A brand new picture from the James Webb Space Telescope (JWST) exhibits at the least 17 mud rings resembling a fingerprint created by a uncommon kind of star and its companion.
Located greater than 5,000 mild years from Earth, the cosmic duo is collectively generally known as Wolf-Rayet 140 (WR 140).
Each ring was created when the 2 stars got here shut collectively and the streams of gasoline they blow into area collided, compressing the gasoline and forming mud.
The stars’ orbit brings them collectively about as soon as each eight years, with the mud loops marking the passage of time.
Ryan Lau, an astronomer on the National Science Foundation’s NOIRLab, mentioned: “We’re taking a look at over a century of mud manufacturing from this method.
“The image also illustrates just how sensitive JWST is. Before, we were only able to see two dust rings, using ground-based telescopes. Now we see at least 17 of them.”
Webb’s Mid-INfrared Instrument (MIRI) is uniquely certified to check the mud rings, which researchers name shells, as a result of it sees in infrared mild, a variety of wavelengths invisible to the human eye.
The UK Astronomy Technology Centre (UK ATC) helped design and construct MIRI’s spectrometer, which have been used to disclose the composition of the mud, shaped principally from the fabric ejected by the particular kind of star generally known as a Wolf-Rayet star.
Such a star is born with at the least 25 instances extra mass than the Earth’s solar and is nearing the top of its life.
Burning hotter than when it was youthful, a Wolf-Rayet star generates highly effective winds that push large quantities of gasoline into area.
The Wolf-Rayet star on this pair might have shed greater than half its authentic mass through this course of, specialists counsel.
They say whereas another Wolf-Rayet methods type mud, none are recognized to make rings like Wolf-Rayet 140.
They mentioned the distinctive ring sample kinds as a result of the star’s orbit in WR 140 is elongated reasonably than round.

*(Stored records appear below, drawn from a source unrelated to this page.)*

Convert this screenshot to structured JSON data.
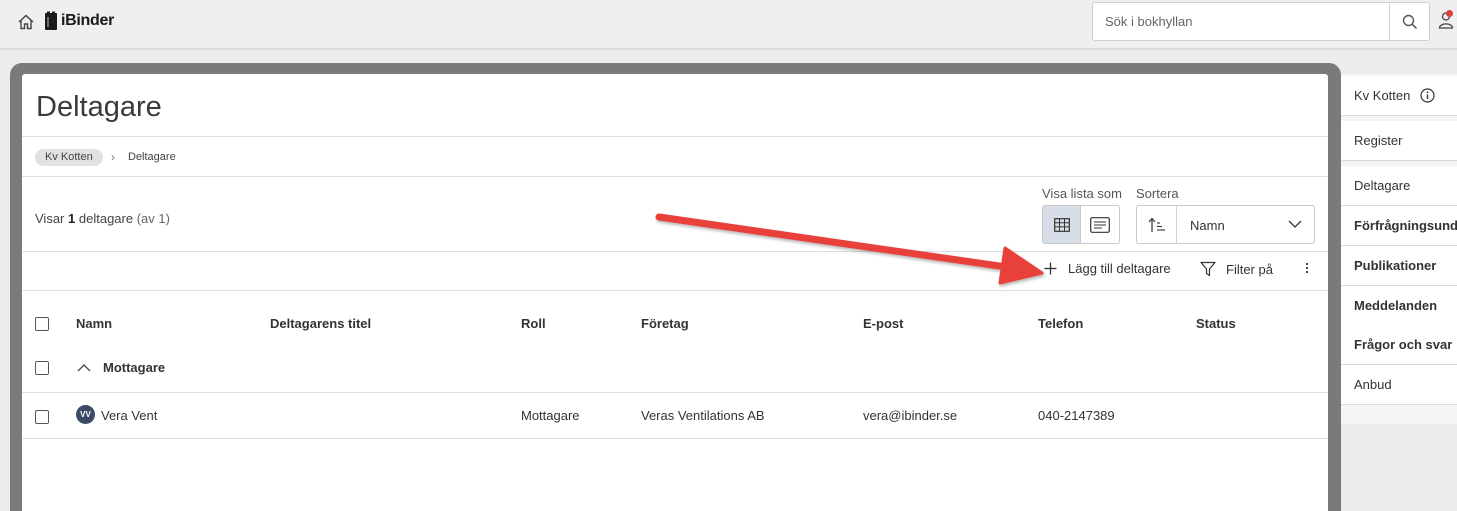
{
  "app": {
    "name": "iBinder"
  },
  "search": {
    "placeholder": "Sök i bokhyllan"
  },
  "page": {
    "title": "Deltagare"
  },
  "breadcrumb": {
    "root": "Kv Kotten",
    "current": "Deltagare"
  },
  "summary": {
    "prefix": "Visar",
    "count": "1",
    "noun": "deltagare",
    "total": "(av 1)"
  },
  "view": {
    "label": "Visa lista som",
    "active": "table"
  },
  "sort": {
    "label": "Sortera",
    "value": "Namn"
  },
  "actions": {
    "add": "Lägg till deltagare",
    "filter": "Filter på"
  },
  "table": {
    "headers": [
      "Namn",
      "Deltagarens titel",
      "Roll",
      "Företag",
      "E-post",
      "Telefon",
      "Status"
    ],
    "group": "Mottagare",
    "rows": [
      {
        "initials": "VV",
        "name": "Vera Vent",
        "title": "",
        "role": "Mottagare",
        "company": "Veras Ventilations AB",
        "email": "vera@ibinder.se",
        "phone": "040-2147389",
        "status": ""
      }
    ]
  },
  "side_nav": {
    "project": "Kv Kotten",
    "items": [
      "Register",
      "Deltagare",
      "Förfrågningsunderlag",
      "Publikationer",
      "Meddelanden",
      "Frågor och svar",
      "Anbud"
    ]
  },
  "colors": {
    "arrow": "#e8403a",
    "avatar": "#3b4b63",
    "notification": "#d9413c",
    "active_toggle": "#d7dde6"
  }
}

Only when the celebrities come shut collectively, across the similar distance from the Earth to the solar, and their winds collide, is the gasoline underneath adequate stress to type mud.
The astronomers assume WR 140’s winds additionally swept the encircling space away from residual materials, which may clarify why the rings are so pristine.
Dr Olivia Jones, Webb Fellow on the UK ATC in Edinburgh, and a co-author of the research, mentioned: “Not only is this a spectacular image but this rare phenomenon reveals new evidence about cosmic dust and how it can survive in the harsh space environments.
“These sorts of discoveries are solely now opening as much as us via the facility of Webb and MIRI.”
The findings are published in the journal Nature Astronomy.
Last month the telescope took its first image of a planet outside of the solar system, and has previously revealed stunning details of the Cartwheel Galaxy and observed a dying star and a “cosmic dance”.